People were treated with respect and their privacy, and dignity were promoted. People said their support workers were good and supported them in the way they wanted. Staff were responsive to the needs of the people and enabled them to improve and/or maintain their independence with personal care. People's health and wellbeing were monitored and appropriate action was taken when required to address concerns. Risks to people's personal safety were assessed and plans were in place to minimise those risks. There were safe medicines administration systems in place and people received their medicines when required.

People received support that was individualised to their specific needs. Their needs and support plans were kept under review and amended as changes occurred. People's rights to make their own decisions, where possible, were protected and staff were aware of their responsibilities to ensure people's rights were promoted.

Staff felt they worked well together and supported each other, which benefitted people. Staff felt management worked with them as a team and they had good communication. The service had quality assurance systems put in place to monitor the running of the service and the quality of the service being delivered. The management team was aware of the challenges and improvements to make and action was being taken to address these. They continuously looked at ways to improve the service. They praised the staff team for their dedication and hard work and appreciated their contribution to ensure people received the best care and support.

We have made a recommendation about the Accessible Information Standard and for the provider to ensure their records were in line with the guidance.

Further information is in the detailed findings below.

Inspection areas



Updated 23 February 2018

The service was safe.
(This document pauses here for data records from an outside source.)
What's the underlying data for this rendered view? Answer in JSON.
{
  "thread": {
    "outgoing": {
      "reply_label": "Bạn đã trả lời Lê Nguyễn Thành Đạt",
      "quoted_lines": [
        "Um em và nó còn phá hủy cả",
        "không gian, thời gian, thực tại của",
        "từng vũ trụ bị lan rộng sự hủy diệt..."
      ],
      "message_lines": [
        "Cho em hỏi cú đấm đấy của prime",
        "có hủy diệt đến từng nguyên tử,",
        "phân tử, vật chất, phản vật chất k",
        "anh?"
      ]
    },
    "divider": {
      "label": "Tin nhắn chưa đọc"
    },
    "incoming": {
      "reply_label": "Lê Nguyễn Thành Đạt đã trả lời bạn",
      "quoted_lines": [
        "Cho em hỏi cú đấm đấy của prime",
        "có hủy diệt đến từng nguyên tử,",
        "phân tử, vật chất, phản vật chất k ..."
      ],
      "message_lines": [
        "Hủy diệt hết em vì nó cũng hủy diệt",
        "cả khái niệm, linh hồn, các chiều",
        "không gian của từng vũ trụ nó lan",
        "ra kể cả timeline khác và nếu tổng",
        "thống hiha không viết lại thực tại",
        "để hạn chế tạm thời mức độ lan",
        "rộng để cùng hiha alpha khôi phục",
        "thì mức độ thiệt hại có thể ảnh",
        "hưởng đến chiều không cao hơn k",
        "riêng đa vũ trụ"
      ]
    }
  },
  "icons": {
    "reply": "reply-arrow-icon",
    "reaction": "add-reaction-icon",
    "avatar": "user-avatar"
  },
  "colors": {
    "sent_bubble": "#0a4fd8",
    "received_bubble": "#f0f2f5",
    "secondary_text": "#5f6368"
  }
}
Staff knew the correct procedures to follow if they thought someone was being abused. People felt safe and would report any concerns to staff.

There were sufficient numbers of staff to keep people safe and meet their needs at the right time. Medicines management was in line with the provider's procedures.

The provider followed their recruitment process to employ fit and appropriate staff.



Updated 23 February 2018

The service was effective. People benefitted from a staff team that had the knowledge and skills to support them.

Staff could quickly identify any changes in a person's condition. Staff communicated with relatives and other professionals to make sure people's health was monitored and any issues responded to. People were supported to eat and drink appropriately to maintain their health.

Staff and management acted within the requirements of the Mental Capacity Act 2005. People were protected and supported appropriately when they needed help with making decisions.



Updated 23 February 2018

The staff were caring. People were treated with kindness and respect. People told us they were very happy with the staff and support they provided.

Staff ensured people's diverse physical, emotional and spiritual needs were met in a caring.

People's privacy and dignity was respected. People were encouraged and supported to be as independent as possible.



Updated 23 February 2018

The service was responsive. Staff supported people with their needs and wishes. Visits were carried out at the time specified in the care plan.

Staff were knowledgeable about people's daily needs and how to provide support. Support plans recorded people's likes, dislikes and preferences.

People knew how to make a complaint if they wanted to or share concerns with staff. There was an appropriate complaints system.



Updated 23 February 2018

The service was well-led. The service had systems to monitor the quality of the service and make improvements. The provider took actions to address any issues so it would not have negative affect on people's lives and the service.

Staff were working to ensure people were comfortable and happy. Staff felt supported and happy working at the service.

The service was interested and committed to listen to all people's comments that would help improve the quality of the service.